These problems were, inevitably, exacerbated by the Tories propensity for cutting the education budget.
Churchill appointed sixty-year-old Florence Horsbrugh ( pictured ) Minister of Education in November 1951, but denied her a seat in the Cabinet - an ominous move, implying, as it did, a serious demotion of education (Simon 1991:162). Maurice Kogan has described her as a dreary and disliked minister who was brought only late into the Cabinet, who never fought for and never received an adequate educational budget (Kogan 1978:34). She was, however, under consistent, ruthless and unremitting pressure (Simon 1991:163) from RAB Butler, now Chancellor of the Exchequer, to cut education spending to a minimum. One of Butlers first acts as Chancellor was to declare a three-month moratorium on school building - because the steel was needed for armaments. In December 1951 Horsbrugh issued Circular 242, which called for a five per cent reduction in local authority estimates for 1952. The aim, she said, was to maintain the essential fabric but to cut out the frills (quoted in Simon 1991:164). Further cuts were made to the building programme in Circular 245 in February 1952. From then on, Horsbrugh faced a three-year battle to maintain spending on education. In a letter to her, dated 7 October 1953, Butler wrote: I need not conceal from you that I am most disturbed about the paucity of the economies we have been able to make in the last two years. We cant get healthy tax remissions, nor a healthy economy without these. There is no time to lose - we must think in terms of major changes in policy as well as constant pruning (quoted in Simon 1991:165). Drastic measures were considered, including the possibility of lowering the school leaving age to fourteen (it had only been raised to fifteen in 1947), raising the school starting age to six, introducing fees in maintained schools, and reducing the Exchequer grant to local authorities. Meanwhile, the government tried to claw back money from teachers and local authorities through the Teachers Superannuation Bill. Horsbrugh now resisted all attempts to impose further drastic cuts. The governments proposals were widely criticised. In a leader in the Manchester Guardian (12 December 1951), RH Tawney declared that lowering the leaving age would be a breach of faith - it was economising at the expense of the children (quoted in Simon 1991:167). There were protests from the Association of Education Committees; from WO Lester Smith, formerly Manchesters distinguished Director of Education and now Professor at the London University Institute of Education; from the former Labour Minister of Education George Tomlinson; and from the Trades Union Congress. Local trades councils held public meetings and conferences. The Economist (21 March 1953) commented that No part of the governments economy drive has incurred so much criticism as the cuts in educational expenditure (quoted in Simon 1991:166).
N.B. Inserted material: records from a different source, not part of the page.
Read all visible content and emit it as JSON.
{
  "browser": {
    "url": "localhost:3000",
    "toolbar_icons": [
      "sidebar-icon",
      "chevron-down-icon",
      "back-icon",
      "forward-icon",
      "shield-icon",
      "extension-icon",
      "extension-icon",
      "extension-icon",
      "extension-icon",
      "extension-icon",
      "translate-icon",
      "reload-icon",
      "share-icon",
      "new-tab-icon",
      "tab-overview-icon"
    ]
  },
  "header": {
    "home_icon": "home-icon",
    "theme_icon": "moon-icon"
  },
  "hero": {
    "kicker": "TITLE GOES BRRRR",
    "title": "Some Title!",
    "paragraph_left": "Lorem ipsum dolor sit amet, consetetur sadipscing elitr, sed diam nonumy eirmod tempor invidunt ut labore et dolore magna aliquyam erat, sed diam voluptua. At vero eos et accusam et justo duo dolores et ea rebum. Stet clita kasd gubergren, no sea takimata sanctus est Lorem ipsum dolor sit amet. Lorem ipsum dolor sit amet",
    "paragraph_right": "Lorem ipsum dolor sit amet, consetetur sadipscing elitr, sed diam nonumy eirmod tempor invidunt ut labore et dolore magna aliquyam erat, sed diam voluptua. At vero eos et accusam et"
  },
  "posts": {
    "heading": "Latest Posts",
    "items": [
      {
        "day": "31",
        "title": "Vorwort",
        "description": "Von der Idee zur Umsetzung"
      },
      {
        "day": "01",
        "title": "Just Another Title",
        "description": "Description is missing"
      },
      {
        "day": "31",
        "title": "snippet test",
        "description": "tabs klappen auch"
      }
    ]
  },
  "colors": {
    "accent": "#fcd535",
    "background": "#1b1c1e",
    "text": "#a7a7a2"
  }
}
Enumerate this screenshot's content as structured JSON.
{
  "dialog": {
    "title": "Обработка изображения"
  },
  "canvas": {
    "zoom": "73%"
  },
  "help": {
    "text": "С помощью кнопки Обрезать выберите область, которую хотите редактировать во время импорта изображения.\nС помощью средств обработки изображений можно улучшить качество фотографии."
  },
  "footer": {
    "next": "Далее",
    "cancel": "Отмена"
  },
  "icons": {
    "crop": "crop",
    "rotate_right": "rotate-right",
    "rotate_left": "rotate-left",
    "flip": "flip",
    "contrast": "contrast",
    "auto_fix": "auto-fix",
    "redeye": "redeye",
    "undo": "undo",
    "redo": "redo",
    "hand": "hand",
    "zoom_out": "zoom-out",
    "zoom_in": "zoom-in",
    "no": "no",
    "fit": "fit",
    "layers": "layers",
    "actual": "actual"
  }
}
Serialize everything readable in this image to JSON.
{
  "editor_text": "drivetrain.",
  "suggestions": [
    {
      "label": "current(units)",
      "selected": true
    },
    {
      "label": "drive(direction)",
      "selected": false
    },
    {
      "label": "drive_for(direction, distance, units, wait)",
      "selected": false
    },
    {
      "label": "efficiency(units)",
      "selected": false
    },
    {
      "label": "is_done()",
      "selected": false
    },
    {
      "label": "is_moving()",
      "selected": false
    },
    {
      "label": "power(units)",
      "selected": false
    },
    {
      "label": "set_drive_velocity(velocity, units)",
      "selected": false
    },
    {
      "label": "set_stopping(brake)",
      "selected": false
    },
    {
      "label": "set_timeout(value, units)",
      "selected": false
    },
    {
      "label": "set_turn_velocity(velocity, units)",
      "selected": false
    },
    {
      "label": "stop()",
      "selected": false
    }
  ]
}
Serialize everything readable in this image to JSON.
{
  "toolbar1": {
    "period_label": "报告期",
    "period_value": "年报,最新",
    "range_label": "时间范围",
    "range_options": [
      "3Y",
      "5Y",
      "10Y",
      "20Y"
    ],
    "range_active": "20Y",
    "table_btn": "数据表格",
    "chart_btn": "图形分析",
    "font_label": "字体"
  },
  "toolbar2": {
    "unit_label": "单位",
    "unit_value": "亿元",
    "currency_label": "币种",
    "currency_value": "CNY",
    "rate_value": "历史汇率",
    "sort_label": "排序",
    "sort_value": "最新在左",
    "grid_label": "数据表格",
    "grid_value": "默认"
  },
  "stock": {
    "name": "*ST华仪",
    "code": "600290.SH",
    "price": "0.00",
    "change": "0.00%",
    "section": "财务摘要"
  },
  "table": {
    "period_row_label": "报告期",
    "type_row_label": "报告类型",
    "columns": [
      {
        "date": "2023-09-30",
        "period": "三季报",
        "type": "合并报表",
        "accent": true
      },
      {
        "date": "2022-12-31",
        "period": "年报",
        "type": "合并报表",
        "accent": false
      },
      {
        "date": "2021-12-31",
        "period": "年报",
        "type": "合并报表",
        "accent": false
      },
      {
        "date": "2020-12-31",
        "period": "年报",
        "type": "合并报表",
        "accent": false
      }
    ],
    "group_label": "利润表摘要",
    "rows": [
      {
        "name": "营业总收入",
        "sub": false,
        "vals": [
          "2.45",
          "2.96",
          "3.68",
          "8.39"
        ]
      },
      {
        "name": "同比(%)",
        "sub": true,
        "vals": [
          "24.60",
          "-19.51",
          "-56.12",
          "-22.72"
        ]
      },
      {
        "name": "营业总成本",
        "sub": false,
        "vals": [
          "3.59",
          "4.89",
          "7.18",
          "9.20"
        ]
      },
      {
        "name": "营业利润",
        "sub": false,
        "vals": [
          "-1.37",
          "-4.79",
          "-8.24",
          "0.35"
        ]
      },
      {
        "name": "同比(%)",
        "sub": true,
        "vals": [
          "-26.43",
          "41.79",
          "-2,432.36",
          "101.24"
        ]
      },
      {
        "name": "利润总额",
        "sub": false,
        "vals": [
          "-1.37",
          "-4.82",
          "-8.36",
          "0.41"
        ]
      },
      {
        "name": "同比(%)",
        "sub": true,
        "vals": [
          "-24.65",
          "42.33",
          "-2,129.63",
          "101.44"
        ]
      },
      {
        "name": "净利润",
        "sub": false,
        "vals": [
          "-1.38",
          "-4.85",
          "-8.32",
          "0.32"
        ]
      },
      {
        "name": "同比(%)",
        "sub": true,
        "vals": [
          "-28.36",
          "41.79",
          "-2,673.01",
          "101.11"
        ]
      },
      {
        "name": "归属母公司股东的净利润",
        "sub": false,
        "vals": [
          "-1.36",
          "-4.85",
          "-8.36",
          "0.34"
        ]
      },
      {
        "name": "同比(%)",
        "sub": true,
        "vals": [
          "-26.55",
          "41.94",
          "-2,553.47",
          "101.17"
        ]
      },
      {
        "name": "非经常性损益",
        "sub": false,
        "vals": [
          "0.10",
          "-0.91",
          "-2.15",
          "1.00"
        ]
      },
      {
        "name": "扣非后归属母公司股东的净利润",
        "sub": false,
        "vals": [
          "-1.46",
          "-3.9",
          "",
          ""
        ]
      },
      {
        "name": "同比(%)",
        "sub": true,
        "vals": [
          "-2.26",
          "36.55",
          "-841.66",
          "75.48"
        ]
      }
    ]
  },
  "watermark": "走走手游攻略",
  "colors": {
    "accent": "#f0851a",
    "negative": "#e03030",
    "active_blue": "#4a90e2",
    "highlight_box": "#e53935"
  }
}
However, the beginnings of a Tory education policy can be seen, Knight suggests, in One Nation - A Tory Approach to Social Problems , published by the Conservative Political Centre in 1950. It was written by nine members of what became known as the One Nation group of Tory MPs, including Edward Heath, lain Macleod, Angus Maude and Enoch Powell, who were committed to preserving the church schools and the private sector, to defending the tripartite system, and to opposing what they saw as the enforced uniformity of comprehensive education. In his contribution to One Nation , Maude wrote: The modern insistence on humanising teaching methods . must not be made an excuse for abandoning the traditional disciplines of learning . We deplore the present tendency to drag down the brighter children to the level of the dull ones (quoted in Knight 1990:12-13). It was perhaps unsurprising that the Tories should have spent little effort in developing a coherent education policy in the early 1950s because, when they regained power in 1951, the overwhelming need was for more school places to cope with the rapidly rising birth rate. Oversize classes (forty or more pupils) and inadequate buildings were the dominant issues for politicians, civil servants and parents alike . A wider vision of schooling was not yet developed